∙ Oral traditions
∙ High similarity in prehistoric material culture
∙ Human commensals
∙ Diffusion: transmission by contact, and thus the spread of norms from one person to another and more broadly from people of one local tradition to another.
∙ Homologous: any technological or behavioral attribute that shows a degree of similarity due to shared ancestry.
∙ Analogous: behaviors or technology developed by multiple groups independently.
∙ Political organization is based upon patrilineal (lineal) descent groups, segmented, on cognatic groups, etc.
Every public action is designed to make a competitive and invidious comparison with others, to show a standing above the masses that is the product of his own personal manufacture; personal power
Attainment of bigman status is the outcome of a series of acts which elevate a person above the common herd
The bigman political system is generally unstable over short terms: in its superstructure it is flux or rising and falling leaders, in its substructure of enlarging and contracting factions.
∙ Smaller populations, 70300
Size may be limited by number of individuals a bigman can convince to follow him
Consisting in its main portion of the triangular constellation of lands between New Zealand, Easter Island, and the Hawaiian Islands
∙ Political organization is pyramidal
Often, but not always, facilitated by the development of ranked lineages Called the conical clan by Kirchoff
Genealogical ranking is its distinctive feature members of the same descent unit are ranked by genealogical distance from the common ancestor; lines of the same group become senior and cadet branches by this principle; related corporate lineages are relatively ranked, again by genealogical priority.
Feudal rather than capitalist, bearing is almost regal (looks like a chief) Every public action is a display of the refinements of breeding
Standing not so much a personal achievement as just a social due, "he can afford to be, and he is, every inch a chief"
∙ Larger populations, 2,0003,000 (depending on the island, population may be a greater number)
Limited by competing chiefdoms
End of Lapita
Lapita "ends" at the first millennium B.C. throughout the entire range The defining cultural signature > dentatestamped pottery with a formal design system > disappears, with continuity of other forms
Polynesian Plain Ware pottery in Samoa and Tonga
In Mussau Islands, and adjacent regions, incised designs with some Lapita motifs And beginning…
Isolation in Remote Oceania > diversification a uniform Lapita no longer possible
Linguistic and genetic exchanges between Papuan and Austronesian language speakers
Trade networks and specialization
Inland settlement and land use changes

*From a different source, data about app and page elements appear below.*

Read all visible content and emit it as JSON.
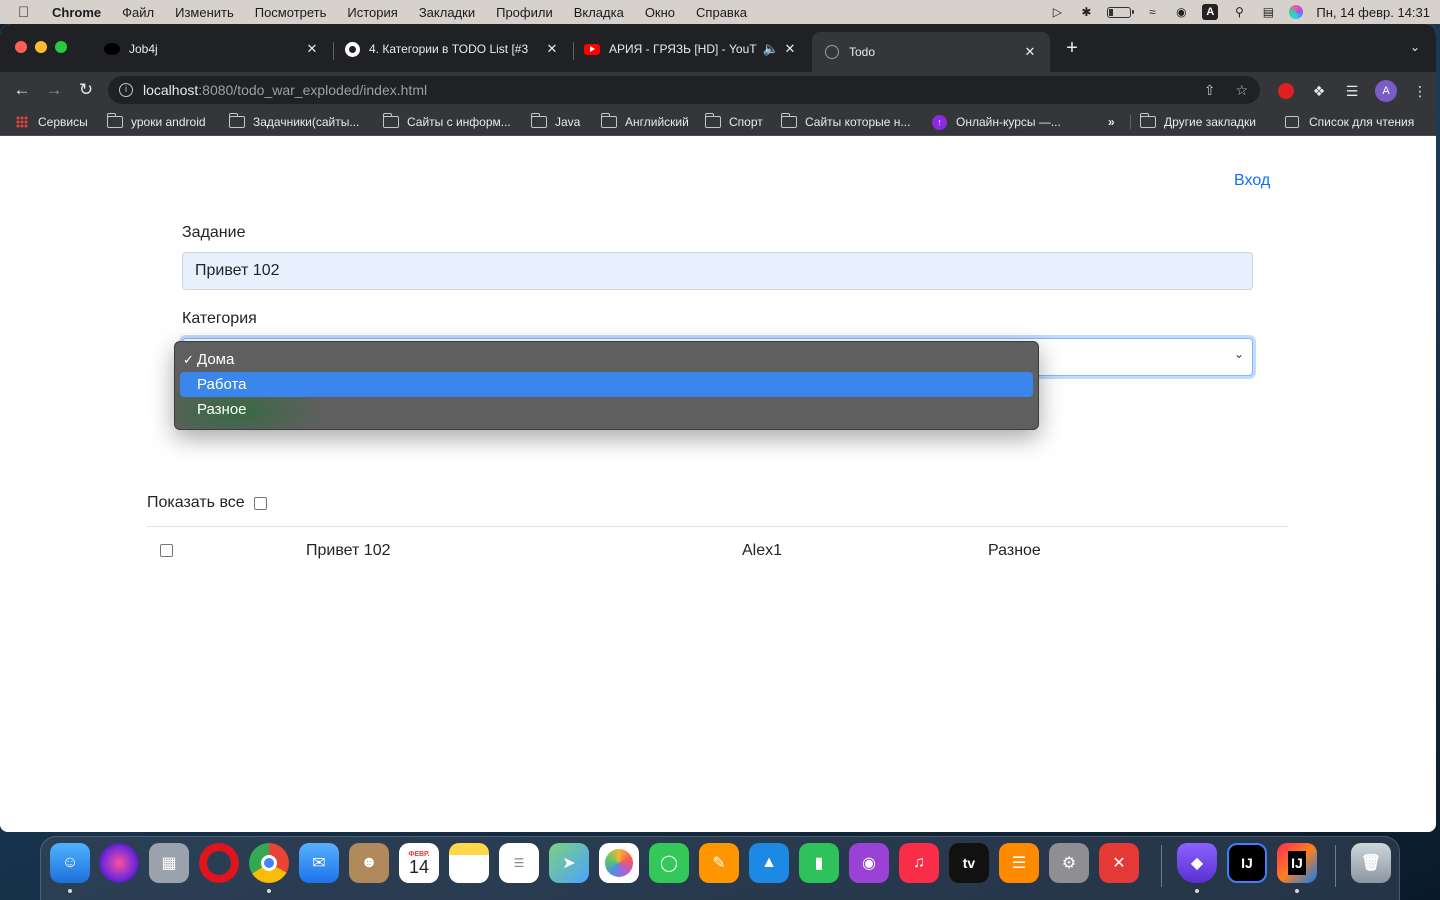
{
  "menubar": {
    "items": [
      "Chrome",
      "Файл",
      "Изменить",
      "Посмотреть",
      "История",
      "Закладки",
      "Профили",
      "Вкладка",
      "Окно",
      "Справка"
    ],
    "input_source": "A",
    "clock": "Пн, 14 февр.  14:31"
  },
  "tabs": [
    {
      "title": "Job4j"
    },
    {
      "title": "4. Категории в TODO List [#3"
    },
    {
      "title": "АРИЯ - ГРЯЗЬ [HD] - YouT"
    },
    {
      "title": "Todo"
    }
  ],
  "address": {
    "host": "localhost",
    "path": ":8080/todo_war_exploded/index.html"
  },
  "profile_initial": "A",
  "bookmarks": [
    {
      "label": "Сервисы"
    },
    {
      "label": "уроки android"
    },
    {
      "label": "Задачники(сайты..."
    },
    {
      "label": "Сайты с информ..."
    },
    {
      "label": "Java"
    },
    {
      "label": "Английский"
    },
    {
      "label": "Спорт"
    },
    {
      "label": "Сайты которые н..."
    },
    {
      "label": "Онлайн-курсы —..."
    },
    {
      "label": "»"
    },
    {
      "label": "Другие закладки"
    },
    {
      "label": "Список для чтения"
    }
  ],
  "page": {
    "login_link": "Вход",
    "task_label": "Задание",
    "task_value": "Привет 102",
    "category_label": "Категория",
    "category_options": [
      "Дома",
      "Работа",
      "Разное"
    ],
    "category_selected": "Дома",
    "category_highlighted": "Работа",
    "show_all_label": "Показать все",
    "rows": [
      {
        "description": "Привет 102",
        "user": "Alex1",
        "category": "Разное"
      }
    ]
  },
  "dock": {
    "calendar_month": "ФЕВР.",
    "calendar_day": "14",
    "tv_label": "tv",
    "ij_label": "IJ"
  },
  "colors": {
    "link": "#0d6efd",
    "autofill_bg": "#e8f0fe",
    "dropdown_bg": "#5f5f5f",
    "dropdown_highlight": "#3b86ed",
    "chrome_dark": "#202124"
  }
}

Note: some islands, such as Hawaii, Tonga, Tahiti, and Fiji, were able to develop a strong/stable enough political organization system (big man/chiefly) that they were recognized by Europeans, and they were therefore able to resist invasion.
Rapa Nui (Easter Island)
∙ Woodland destruction
Due to rats or humans?
Melanesian land dive a ritual performed by the men of the southern part of Vanuatu. ∙ Precursor to bungee jumping
∙ Men jump off wooden towers 2030 meters high, with two tree vines wrapped around their ankles
Done with no real safety equipment